*** Opening of SUPPLIED DATA ***

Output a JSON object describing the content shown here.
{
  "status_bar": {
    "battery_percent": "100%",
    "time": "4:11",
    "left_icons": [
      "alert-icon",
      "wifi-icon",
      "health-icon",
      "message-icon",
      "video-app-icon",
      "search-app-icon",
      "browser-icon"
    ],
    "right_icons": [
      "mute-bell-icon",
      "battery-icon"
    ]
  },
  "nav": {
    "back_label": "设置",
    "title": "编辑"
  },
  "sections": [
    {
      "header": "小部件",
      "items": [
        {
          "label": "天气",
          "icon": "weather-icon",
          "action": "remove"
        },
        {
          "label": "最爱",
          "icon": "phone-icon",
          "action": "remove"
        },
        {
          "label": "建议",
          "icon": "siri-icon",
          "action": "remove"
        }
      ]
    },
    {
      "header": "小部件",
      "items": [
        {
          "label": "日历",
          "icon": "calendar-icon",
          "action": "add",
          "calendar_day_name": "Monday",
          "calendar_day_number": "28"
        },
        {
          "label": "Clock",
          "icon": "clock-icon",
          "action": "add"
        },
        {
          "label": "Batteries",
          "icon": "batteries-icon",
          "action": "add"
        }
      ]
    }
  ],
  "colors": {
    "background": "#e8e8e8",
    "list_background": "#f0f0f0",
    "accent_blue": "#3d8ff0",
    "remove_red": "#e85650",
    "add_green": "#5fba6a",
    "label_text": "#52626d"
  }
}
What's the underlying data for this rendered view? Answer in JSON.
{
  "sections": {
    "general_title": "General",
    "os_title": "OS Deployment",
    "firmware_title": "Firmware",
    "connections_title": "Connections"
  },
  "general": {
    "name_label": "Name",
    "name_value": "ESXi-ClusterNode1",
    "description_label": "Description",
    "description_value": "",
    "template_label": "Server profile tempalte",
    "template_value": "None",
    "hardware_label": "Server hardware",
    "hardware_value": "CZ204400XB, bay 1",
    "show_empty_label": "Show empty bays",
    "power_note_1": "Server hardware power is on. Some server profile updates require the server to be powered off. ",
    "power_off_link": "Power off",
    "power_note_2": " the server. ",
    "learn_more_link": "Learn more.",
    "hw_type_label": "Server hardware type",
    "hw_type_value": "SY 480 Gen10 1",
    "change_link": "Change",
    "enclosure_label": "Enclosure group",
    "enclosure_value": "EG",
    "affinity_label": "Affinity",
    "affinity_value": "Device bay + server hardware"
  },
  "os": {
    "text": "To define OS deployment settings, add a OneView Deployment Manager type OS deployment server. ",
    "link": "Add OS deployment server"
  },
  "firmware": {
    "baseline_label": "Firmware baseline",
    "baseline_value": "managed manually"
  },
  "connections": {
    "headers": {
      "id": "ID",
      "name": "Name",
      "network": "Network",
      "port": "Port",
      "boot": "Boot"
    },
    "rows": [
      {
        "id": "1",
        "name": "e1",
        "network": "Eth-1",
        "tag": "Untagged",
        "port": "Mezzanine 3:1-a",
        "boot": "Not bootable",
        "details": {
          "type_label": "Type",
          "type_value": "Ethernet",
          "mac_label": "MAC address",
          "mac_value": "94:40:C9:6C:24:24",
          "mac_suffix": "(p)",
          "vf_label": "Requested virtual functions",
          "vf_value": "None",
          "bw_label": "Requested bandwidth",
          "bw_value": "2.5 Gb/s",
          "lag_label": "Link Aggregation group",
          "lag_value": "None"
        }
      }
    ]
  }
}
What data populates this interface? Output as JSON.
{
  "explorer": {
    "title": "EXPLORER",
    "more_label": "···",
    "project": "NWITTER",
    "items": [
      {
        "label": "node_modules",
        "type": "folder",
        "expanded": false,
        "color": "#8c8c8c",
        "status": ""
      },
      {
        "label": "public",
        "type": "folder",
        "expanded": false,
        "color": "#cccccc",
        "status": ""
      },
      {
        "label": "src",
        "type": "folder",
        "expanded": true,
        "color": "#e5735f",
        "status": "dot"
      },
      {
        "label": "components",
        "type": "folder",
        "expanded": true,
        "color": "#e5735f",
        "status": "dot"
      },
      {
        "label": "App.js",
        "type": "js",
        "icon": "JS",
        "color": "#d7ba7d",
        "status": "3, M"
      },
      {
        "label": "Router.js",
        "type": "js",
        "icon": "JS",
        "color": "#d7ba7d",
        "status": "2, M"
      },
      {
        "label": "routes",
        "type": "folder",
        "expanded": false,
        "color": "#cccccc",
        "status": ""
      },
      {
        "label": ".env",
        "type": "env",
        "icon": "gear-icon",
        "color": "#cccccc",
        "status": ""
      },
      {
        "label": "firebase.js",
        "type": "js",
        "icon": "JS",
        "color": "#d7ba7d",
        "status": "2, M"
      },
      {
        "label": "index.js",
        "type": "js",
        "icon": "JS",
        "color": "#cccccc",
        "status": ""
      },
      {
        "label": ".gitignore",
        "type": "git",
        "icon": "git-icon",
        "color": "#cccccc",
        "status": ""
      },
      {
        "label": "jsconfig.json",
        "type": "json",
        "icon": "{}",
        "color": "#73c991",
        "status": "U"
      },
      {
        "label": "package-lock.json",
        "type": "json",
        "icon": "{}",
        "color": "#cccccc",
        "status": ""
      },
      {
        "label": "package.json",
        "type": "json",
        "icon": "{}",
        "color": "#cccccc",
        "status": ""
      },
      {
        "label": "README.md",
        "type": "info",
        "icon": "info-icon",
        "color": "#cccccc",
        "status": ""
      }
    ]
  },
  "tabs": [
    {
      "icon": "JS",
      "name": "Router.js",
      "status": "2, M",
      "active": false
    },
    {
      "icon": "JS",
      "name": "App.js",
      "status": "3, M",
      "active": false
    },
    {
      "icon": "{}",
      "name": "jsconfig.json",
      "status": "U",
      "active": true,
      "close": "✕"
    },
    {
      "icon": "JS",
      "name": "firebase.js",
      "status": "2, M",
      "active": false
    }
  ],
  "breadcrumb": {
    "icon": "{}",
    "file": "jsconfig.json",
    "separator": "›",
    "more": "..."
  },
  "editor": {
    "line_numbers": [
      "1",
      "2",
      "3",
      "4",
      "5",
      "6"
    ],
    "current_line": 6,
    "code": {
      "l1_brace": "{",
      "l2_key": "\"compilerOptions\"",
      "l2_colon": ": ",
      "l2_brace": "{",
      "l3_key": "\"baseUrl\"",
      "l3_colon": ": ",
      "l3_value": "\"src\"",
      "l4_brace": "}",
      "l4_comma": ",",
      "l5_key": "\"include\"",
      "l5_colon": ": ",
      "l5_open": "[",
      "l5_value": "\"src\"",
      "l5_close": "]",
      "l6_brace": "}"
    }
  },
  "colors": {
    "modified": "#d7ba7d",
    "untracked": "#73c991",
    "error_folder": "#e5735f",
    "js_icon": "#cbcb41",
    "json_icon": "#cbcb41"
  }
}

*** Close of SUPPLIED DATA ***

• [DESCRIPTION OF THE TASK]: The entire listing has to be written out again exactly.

• [EXERCISE ANSWER]:
Output a JSON object describing the content shown here.
{
  "status_bar": {
    "battery_percent": "100%",
    "time": "4:11",
    "left_icons": [
      "alert-icon",
      "wifi-icon",
      "health-icon",
      "message-icon",
      "video-app-icon",
      "search-app-icon",
      "browser-icon"
    ],
    "right_icons": [
      "mute-bell-icon",
      "battery-icon"
    ]
  },
  "nav": {
    "back_label": "设置",
    "title": "编辑"
  },
  "sections": [
    {
      "header": "小部件",
      "items": [
        {
          "label": "天气",
          "icon": "weather-icon",
          "action": "remove"
        },
        {
          "label": "最爱",
          "icon": "phone-icon",
          "action": "remove"
        },
        {
          "label": "建议",
          "icon": "siri-icon",
          "action": "remove"
        }
      ]
    },
    {
      "header": "小部件",
      "items": [
        {
          "label": "日历",
          "icon": "calendar-icon",
          "action": "add",
          "calendar_day_name": "Monday",
          "calendar_day_number": "28"
        },
        {
          "label": "Clock",
          "icon": "clock-icon",
          "action": "add"
        },
        {
          "label": "Batteries",
          "icon": "batteries-icon",
          "action": "add"
        }
      ]
    }
  ],
  "colors": {
    "background": "#e8e8e8",
    "list_background": "#f0f0f0",
    "accent_blue": "#3d8ff0",
    "remove_red": "#e85650",
    "add_green": "#5fba6a",
    "label_text": "#52626d"
  }
}
What's the underlying data for this rendered view? Answer in JSON.
{
  "sections": {
    "general_title": "General",
    "os_title": "OS Deployment",
    "firmware_title": "Firmware",
    "connections_title": "Connections"
  },
  "general": {
    "name_label": "Name",
    "name_value": "ESXi-ClusterNode1",
    "description_label": "Description",
    "description_value": "",
    "template_label": "Server profile tempalte",
    "template_value": "None",
    "hardware_label": "Server hardware",
    "hardware_value": "CZ204400XB, bay 1",
    "show_empty_label": "Show empty bays",
    "power_note_1": "Server hardware power is on. Some server profile updates require the server to be powered off. ",
    "power_off_link": "Power off",
    "power_note_2": " the server. ",
    "learn_more_link": "Learn more.",
    "hw_type_label": "Server hardware type",
    "hw_type_value": "SY 480 Gen10 1",
    "change_link": "Change",
    "enclosure_label": "Enclosure group",
    "enclosure_value": "EG",
    "affinity_label": "Affinity",
    "affinity_value": "Device bay + server hardware"
  },
  "os": {
    "text": "To define OS deployment settings, add a OneView Deployment Manager type OS deployment server. ",
    "link": "Add OS deployment server"
  },
  "firmware": {
    "baseline_label": "Firmware baseline",
    "baseline_value": "managed manually"
  },
  "connections": {
    "headers": {
      "id": "ID",
      "name": "Name",
      "network": "Network",
      "port": "Port",
      "boot": "Boot"
    },
    "rows": [
      {
        "id": "1",
        "name": "e1",
        "network": "Eth-1",
        "tag": "Untagged",
        "port": "Mezzanine 3:1-a",
        "boot": "Not bootable",
        "details": {
          "type_label": "Type",
          "type_value": "Ethernet",
          "mac_label": "MAC address",
          "mac_value": "94:40:C9:6C:24:24",
          "mac_suffix": "(p)",
          "vf_label": "Requested virtual functions",
          "vf_value": "None",
          "bw_label": "Requested bandwidth",
          "bw_value": "2.5 Gb/s",
          "lag_label": "Link Aggregation group",
          "lag_value": "None"
        }
      }
    ]
  }
}
What data populates this interface? Output as JSON.
{
  "explorer": {
    "title": "EXPLORER",
    "more_label": "···",
    "project": "NWITTER",
    "items": [
      {
        "label": "node_modules",
        "type": "folder",
        "expanded": false,
        "color": "#8c8c8c",
        "status": ""
      },
      {
        "label": "public",
        "type": "folder",
        "expanded": false,
        "color": "#cccccc",
        "status": ""
      },
      {
        "label": "src",
        "type": "folder",
        "expanded": true,
        "color": "#e5735f",
        "status": "dot"
      },
      {
        "label": "components",
        "type": "folder",
        "expanded": true,
        "color": "#e5735f",
        "status": "dot"
      },
      {
        "label": "App.js",
        "type": "js",
        "icon": "JS",
        "color": "#d7ba7d",
        "status": "3, M"
      },
      {
        "label": "Router.js",
        "type": "js",
        "icon": "JS",
        "color": "#d7ba7d",
        "status": "2, M"
      },
      {
        "label": "routes",
        "type": "folder",
        "expanded": false,
        "color": "#cccccc",
        "status": ""
      },
      {
        "label": ".env",
        "type": "env",
        "icon": "gear-icon",
        "color": "#cccccc",
        "status": ""
      },
      {
        "label": "firebase.js",
        "type": "js",
        "icon": "JS",
        "color": "#d7ba7d",
        "status": "2, M"
      },
      {
        "label": "index.js",
        "type": "js",
        "icon": "JS",
        "color": "#cccccc",
        "status": ""
      },
      {
        "label": ".gitignore",
        "type": "git",
        "icon": "git-icon",
        "color": "#cccccc",
        "status": ""
      },
      {
        "label": "jsconfig.json",
        "type": "json",
        "icon": "{}",
        "color": "#73c991",
        "status": "U"
      },
      {
        "label": "package-lock.json",
        "type": "json",
        "icon": "{}",
        "color": "#cccccc",
        "status": ""
      },
      {
        "label": "package.json",
        "type": "json",
        "icon": "{}",
        "color": "#cccccc",
        "status": ""
      },
      {
        "label": "README.md",
        "type": "info",
        "icon": "info-icon",
        "color": "#cccccc",
        "status": ""
      }
    ]
  },
  "tabs": [
    {
      "icon": "JS",
      "name": "Router.js",
      "status": "2, M",
      "active": false
    },
    {
      "icon": "JS",
      "name": "App.js",
      "status": "3, M",
      "active": false
    },
    {
      "icon": "{}",
      "name": "jsconfig.json",
      "status": "U",
      "active": true,
      "close": "✕"
    },
    {
      "icon": "JS",
      "name": "firebase.js",
      "status": "2, M",
      "active": false
    }
  ],
  "breadcrumb": {
    "icon": "{}",
    "file": "jsconfig.json",
    "separator": "›",
    "more": "..."
  },
  "editor": {
    "line_numbers": [
      "1",
      "2",
      "3",
      "4",
      "5",
      "6"
    ],
    "current_line": 6,
    "code": {
      "l1_brace": "{",
      "l2_key": "\"compilerOptions\"",
      "l2_colon": ": ",
      "l2_brace": "{",
      "l3_key": "\"baseUrl\"",
      "l3_colon": ": ",
      "l3_value": "\"src\"",
      "l4_brace": "}",
      "l4_comma": ",",
      "l5_key": "\"include\"",
      "l5_colon": ": ",
      "l5_open": "[",
      "l5_value": "\"src\"",
      "l5_close": "]",
      "l6_brace": "}"
    }
  },
  "colors": {
    "modified": "#d7ba7d",
    "untracked": "#73c991",
    "error_folder": "#e5735f",
    "js_icon": "#cbcb41",
    "json_icon": "#cbcb41"
  }
}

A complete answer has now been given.